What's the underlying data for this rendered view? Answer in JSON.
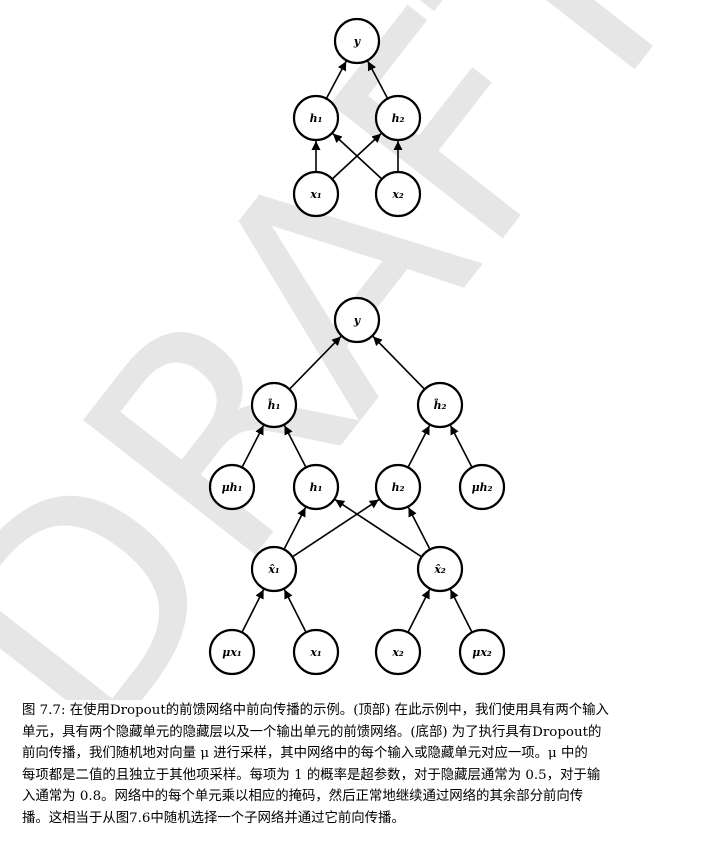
{
  "watermark": "DRAFT",
  "top_diagram": {
    "nodes": [
      {
        "id": "t-y",
        "label": "y"
      },
      {
        "id": "t-h1",
        "label": "h₁"
      },
      {
        "id": "t-h2",
        "label": "h₂"
      },
      {
        "id": "t-x1",
        "label": "x₁"
      },
      {
        "id": "t-x2",
        "label": "x₂"
      }
    ]
  },
  "bottom_diagram": {
    "nodes": [
      {
        "id": "b-y",
        "label": "y"
      },
      {
        "id": "b-h1hat",
        "label": "ĥ₁"
      },
      {
        "id": "b-h2hat",
        "label": "ĥ₂"
      },
      {
        "id": "b-muh1",
        "label": "μh₁"
      },
      {
        "id": "b-h1",
        "label": "h₁"
      },
      {
        "id": "b-h2",
        "label": "h₂"
      },
      {
        "id": "b-muh2",
        "label": "μh₂"
      },
      {
        "id": "b-x1hat",
        "label": "x̂₁"
      },
      {
        "id": "b-x2hat",
        "label": "x̂₂"
      },
      {
        "id": "b-mux1",
        "label": "μx₁"
      },
      {
        "id": "b-x1",
        "label": "x₁"
      },
      {
        "id": "b-x2",
        "label": "x₂"
      },
      {
        "id": "b-mux2",
        "label": "μx₂"
      }
    ]
  },
  "caption": {
    "lines": [
      "图 7.7: 在使用Dropout的前馈网络中前向传播的示例。(顶部) 在此示例中，我们使用具有两个输入",
      "单元，具有两个隐藏单元的隐藏层以及一个输出单元的前馈网络。(底部) 为了执行具有Dropout的",
      "前向传播，我们随机地对向量 μ 进行采样，其中网络中的每个输入或隐藏单元对应一项。μ 中的",
      "每项都是二值的且独立于其他项采样。每项为 1 的概率是超参数，对于隐藏层通常为 0.5，对于输",
      "入通常为 0.8。网络中的每个单元乘以相应的掩码，然后正常地继续通过网络的其余部分前向传",
      "播。这相当于从图7.6中随机选择一个子网络并通过它前向传播。"
    ]
  }
}
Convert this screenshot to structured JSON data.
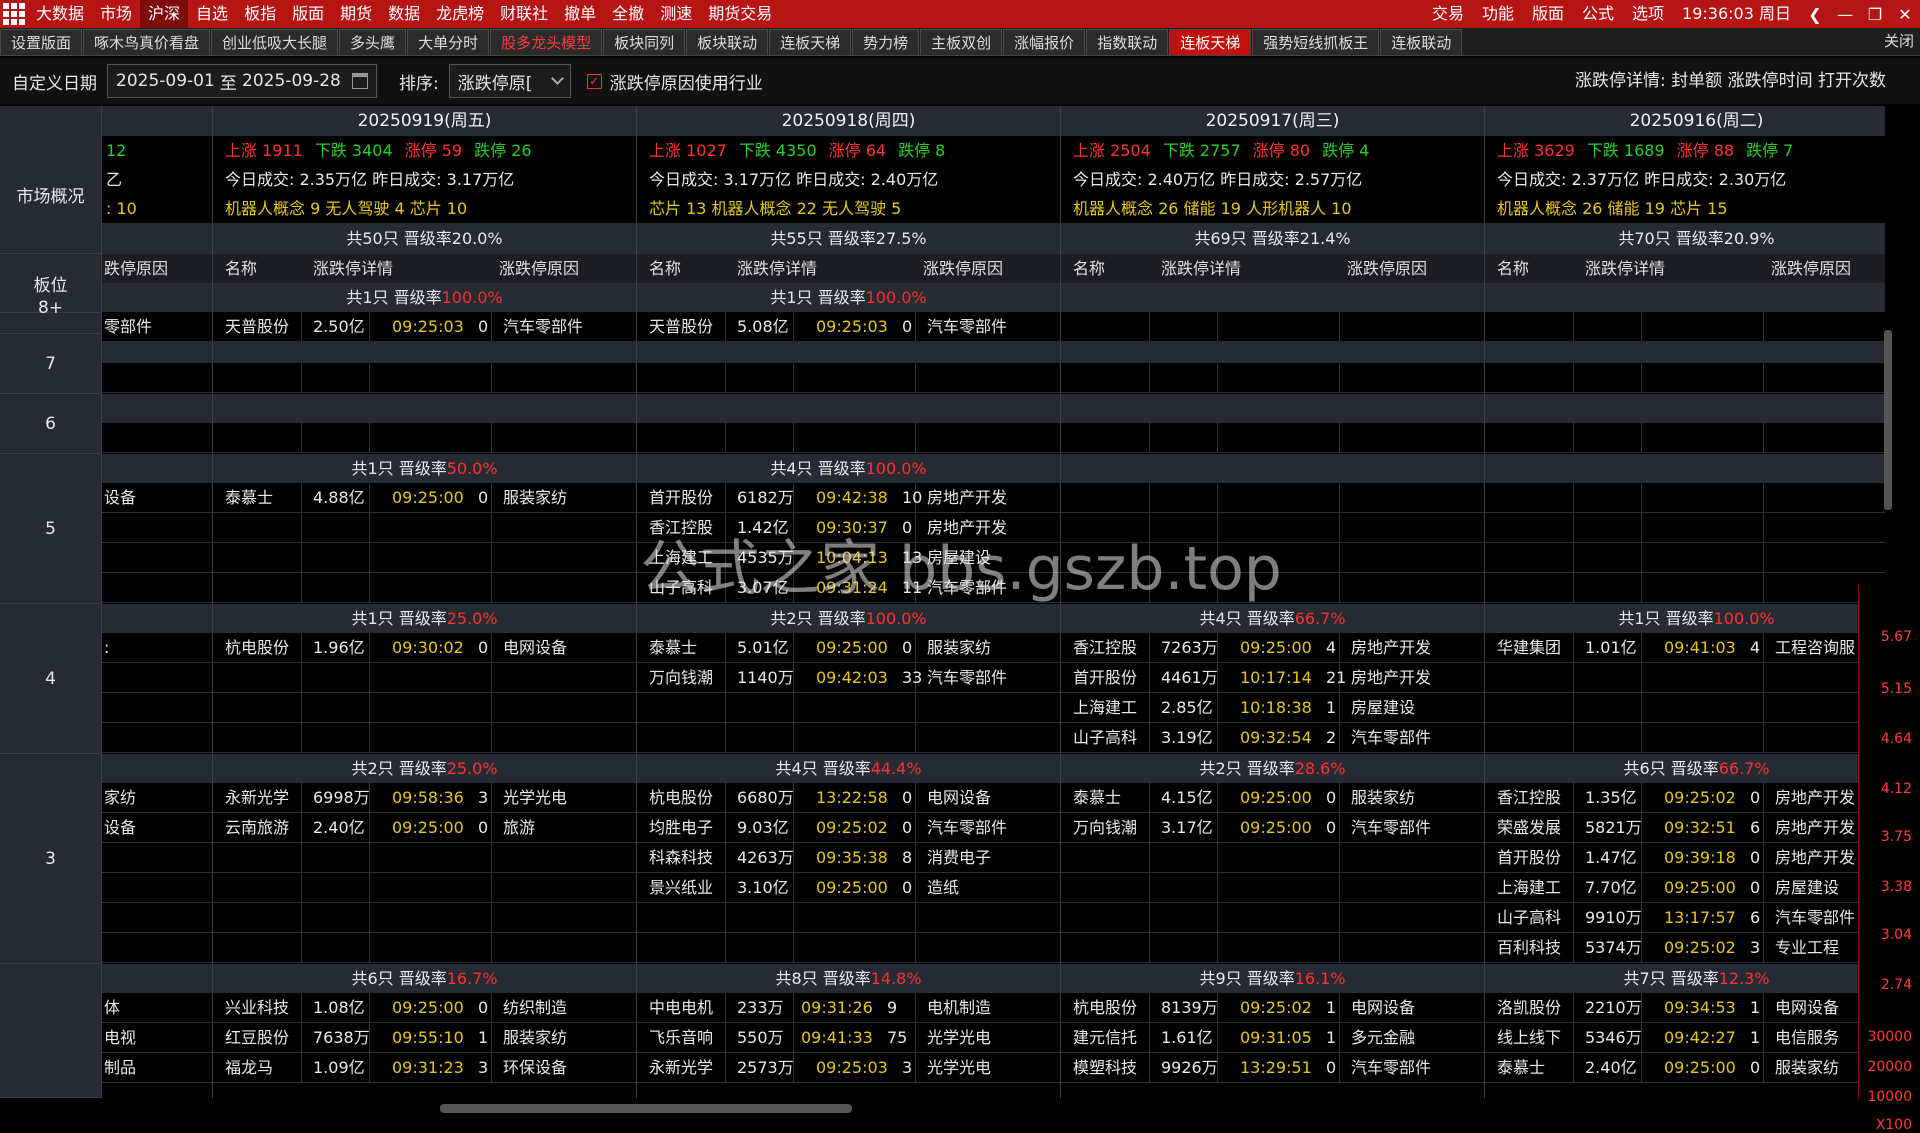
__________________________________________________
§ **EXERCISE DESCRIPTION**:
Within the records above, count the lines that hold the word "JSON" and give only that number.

§ **SOLUTION FOR THIS PROBLEM**:
2